Michigan indisputably has the most generous auto insurance system in the nation.
Thanks to our state’s no-fault policy, unlimited lifetime benefits are available to those who are catastrophically injured in car crashes. Our system is funded through an assessment to the Michigan Catastrophic Claims Administration. All drivers are required to pay into the system.
Some people don’t think the system is fair.
House Republicans attempted to reform our state’s no-fault insurance last year by eliminating lifetime benefits and replacing them with a $1 million cap. However, the effort failed due to strong opposition from people who had been critically injured in car accidents and were benefitting from the system.
House Republicans haven’t given up. They are trying again to reform the no-fault system, this time with a proposal to eliminate lifetime benefits and replace them with a $10 million cap. The proposal would also require insurance companies to guarantee 10 percent savings on auto insurance premiums for the first two years. The proposal would also create an authority to combat insurance fraud and open up the Michigan Catastrophic Claims Association to more transparency.

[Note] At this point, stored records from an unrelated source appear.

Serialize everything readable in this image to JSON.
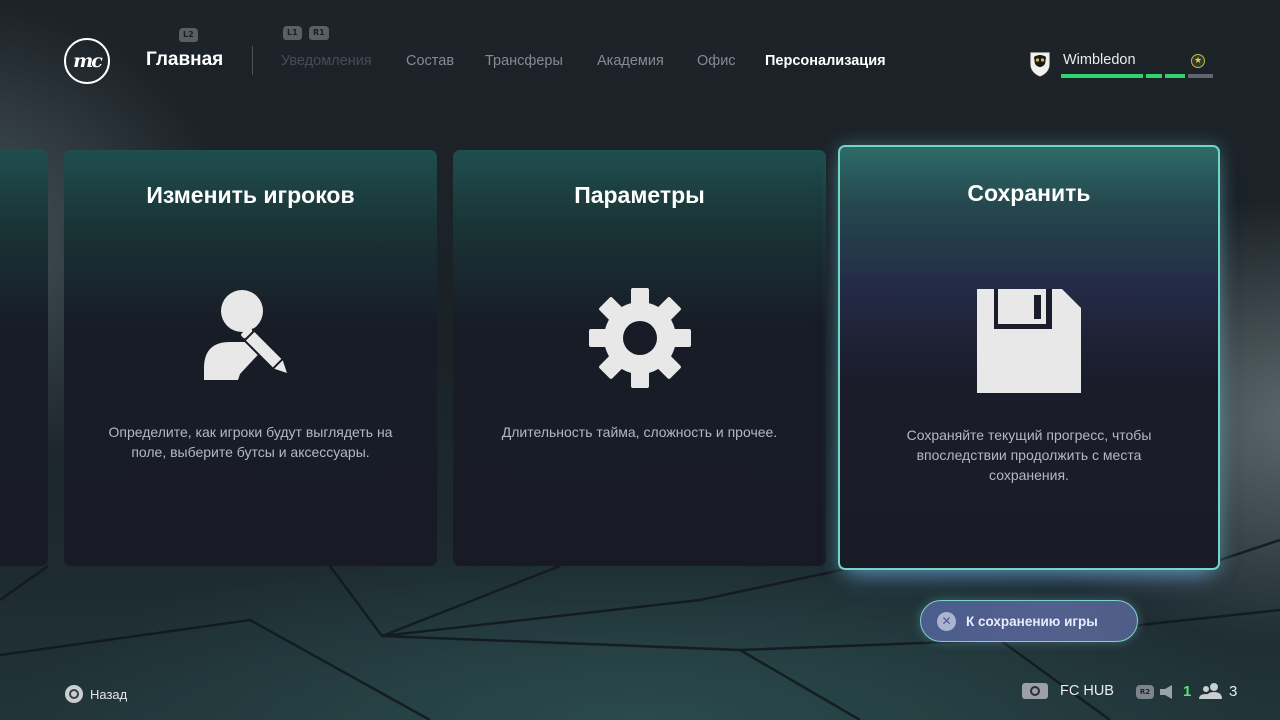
{
  "header": {
    "logo_text": "mc",
    "hint_l2": "L2",
    "hint_l1": "L1",
    "hint_r1": "R1",
    "home_label": "Главная",
    "nav": [
      {
        "label": "Уведомления",
        "state": "disabled"
      },
      {
        "label": "Состав",
        "state": "normal"
      },
      {
        "label": "Трансферы",
        "state": "normal"
      },
      {
        "label": "Академия",
        "state": "normal"
      },
      {
        "label": "Офис",
        "state": "normal"
      },
      {
        "label": "Персонализация",
        "state": "active"
      }
    ],
    "team": {
      "name": "Wimbledon",
      "badge_icon": "wimbledon-crest-icon",
      "progress_segments_filled": 4,
      "progress_segments_total": 5,
      "star_icon": "star-icon",
      "accent_color": "#2fd46a"
    }
  },
  "cards": [
    {
      "title": "Изменить игроков",
      "icon": "edit-player-icon",
      "description": "Определите, как игроки будут выглядеть на поле, выберите бутсы и аксессуары."
    },
    {
      "title": "Параметры",
      "icon": "gear-icon",
      "description": "Длительность тайма, сложность и прочее."
    },
    {
      "title": "Сохранить",
      "icon": "floppy-disk-icon",
      "selected": true,
      "description": "Сохраняйте текущий прогресс, чтобы впоследствии продолжить с места сохранения."
    }
  ],
  "action": {
    "label": "К сохранению игры",
    "button_icon": "cross-button-icon"
  },
  "footer": {
    "back_label": "Назад",
    "back_icon": "circle-button-icon",
    "hub_label": "FC HUB",
    "hub_icon": "touchpad-icon",
    "r2_hint": "R2",
    "notifications_count": "1",
    "friends_count": "3"
  },
  "colors": {
    "selection_border": "#6fd6c9",
    "green": "#5be37b"
  }
}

Speaker of the House Jase Bolger says Michigan has the best auto insurance in the nation, but also one of the most expensive systems in the country. He said families are struggling to pay auto insurance bills and a growing number of people are driving without insurance as a result.
Bolger said a $10 million cap would save everyone money while still covering the majority of people injured in car accidents. He said the highest claim in Michigan was $12.7 million and only a small amount of people have filed a $10 million claim.

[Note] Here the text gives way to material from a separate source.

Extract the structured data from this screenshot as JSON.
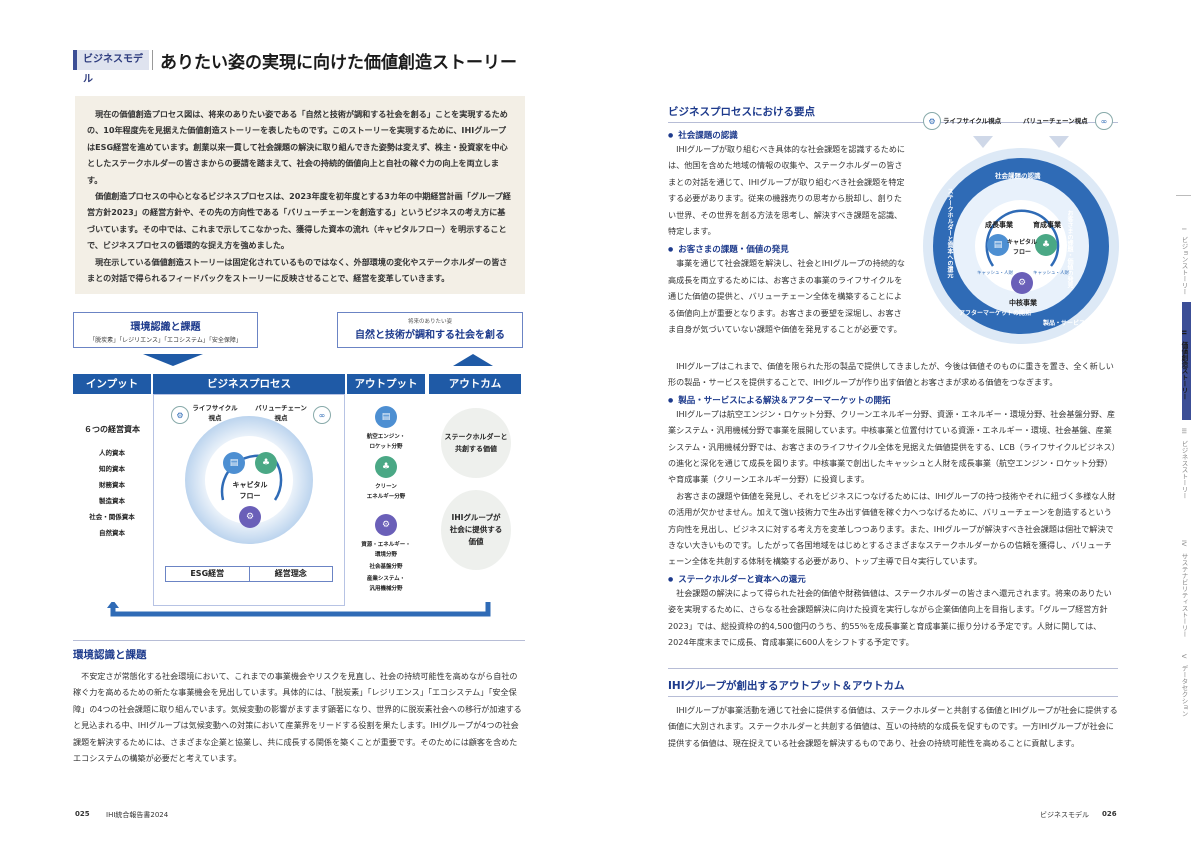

Of course, the proposed bill has been met with opposition. Oakland County Executive L. Brooks Patterson went so far as to call the new bill “a death sentence for individuals recovering from catastrophic injuries.”
Rep. Rick Outman, R-Six Lakes, addressed the proposal at last Monday’s legislative update gathering at Montcalm Community College. He doesn’t have an official stance on the proposal at this time, but he believes some changes must take place.
“Is it perfect? I don’t know,” Outman said. “What I do know is we pay higher rates than anyone else. I hear it from people that move back to Michigan from other states. They are amazed. We have to do something.”
Outman does agree with the majority of the proposal, saying he believes it would create a more efficient system, payouts would be quicker and everyone would save money. He also thinks the Michigan Catastrophic Claims Association should be more transparent. He said associate officials have admitted their system is unsustainable, but they refuse to open up their books to the government.
Legislation of the proposal is expected to be drafted this week in Lansing.
Until we know more details about the proposal, we aren’t taking an official stance either, but we agree our state’s no-fault system needs reform. Michigan’s unlimited system is far and away the most generous in the nation. The next state that comes close (and it’s not even close) is New York, which has a cap of $50,000.
The idea of a system that hands out unlimited amounts of money to a few while all of us are forced to pay seems questionable. We’re glad our state’s auto insurance system is being questioned and we hope the debate will lead to a more sensible resolution for everyone.
Editorial opinions are the consensus of The Daily News editorial board.